Climate Models Pessimistic

Climatistas suffered a double barreled setback today, as reported by Steven Hayward of Power Line. The first bad news was publication of an article in Nature Geoscience coauthored by noted warmists.  The complete article is behind a paywall, but Hayward quotes the abstract, which includes the following comments:
In the early twenty-first century, satellite-derived tropospheric warming trends were generally smaller than trends estimated from a large multi-model ensemble.

Over most of the early twenty-first century, however, model tropospheric warming is substantially larger than observed; warming rate differences are generally outside the range of trends arising from internal variability. The probability that multi-decadal internal variability fully explains the asymmetry between the late twentieth and early twenty-first century results is low (between zero and about 9%).
The second piece of bad news for anthropogenic global warming enthusiasts was an article published in the Proceedings of the National Academy of Sciences. It debunks a claim the U.S. can achieve 100% renewable energy by 2050. It concludes:
We point out that this work used invalid modeling tools, contained modeling errors, and made implausible and inadequately supported assumptions.
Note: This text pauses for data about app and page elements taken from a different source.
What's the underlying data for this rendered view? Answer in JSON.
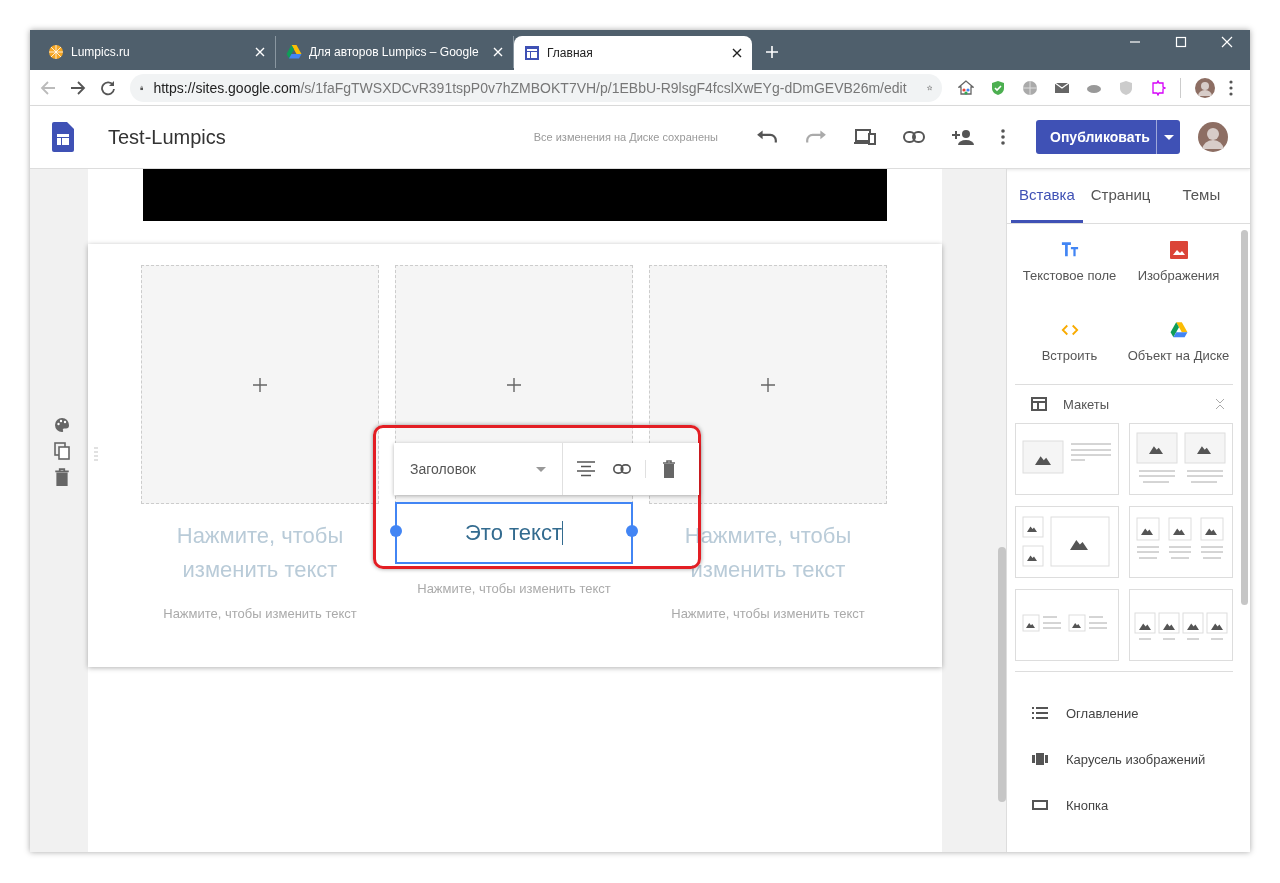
{
  "browser": {
    "tabs": [
      {
        "title": "Lumpics.ru",
        "kind": "orange",
        "selected": false
      },
      {
        "title": "Для авторов Lumpics – Google",
        "kind": "drive",
        "selected": false
      },
      {
        "title": "Главная",
        "kind": "sites",
        "selected": true
      }
    ],
    "url_host": "https://sites.google.com",
    "url_path": "/s/1faFgTWSXDCvR391tspP0v7hZMBOKT7VH/p/1EBbU-R9lsgF4fcslXwEYg-dDmGEVB26m/edit"
  },
  "app": {
    "site_title": "Test-Lumpics",
    "save_status": "Все изменения на Диске сохранены",
    "publish_label": "Опубликовать"
  },
  "editor": {
    "toolbar_style": "Заголовок",
    "columns": [
      {
        "heading": "Нажмите, чтобы изменить текст",
        "body": "Нажмите, чтобы изменить текст",
        "editing": false
      },
      {
        "heading": "Это текст",
        "body": "Нажмите, чтобы изменить текст",
        "editing": true
      },
      {
        "heading": "Нажмите, чтобы изменить текст",
        "body": "Нажмите, чтобы изменить текст",
        "editing": false
      }
    ]
  },
  "panel": {
    "tabs": [
      {
        "label": "Вставка",
        "selected": true
      },
      {
        "label": "Страниц",
        "selected": false
      },
      {
        "label": "Темы",
        "selected": false
      }
    ],
    "insert_items": [
      {
        "label": "Текстовое поле",
        "kind": "text"
      },
      {
        "label": "Изображения",
        "kind": "image"
      },
      {
        "label": "Встроить",
        "kind": "embed"
      },
      {
        "label": "Объект на Диске",
        "kind": "drive"
      }
    ],
    "layouts_label": "Макеты",
    "layouts": [
      {
        "kind": "image-text"
      },
      {
        "kind": "two-images"
      },
      {
        "kind": "mosaic"
      },
      {
        "kind": "three-images"
      },
      {
        "kind": "two-image-text"
      },
      {
        "kind": "four-images"
      }
    ],
    "components": [
      {
        "label": "Оглавление",
        "kind": "toc"
      },
      {
        "label": "Карусель изображений",
        "kind": "carousel"
      },
      {
        "label": "Кнопка",
        "kind": "button"
      }
    ]
  }
}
Policy makers should treat with caution any visions of a rapid, reliable, and low-cost transition to entire energy systems that relies almost exclusively on wind, solar, and hydroelectric power.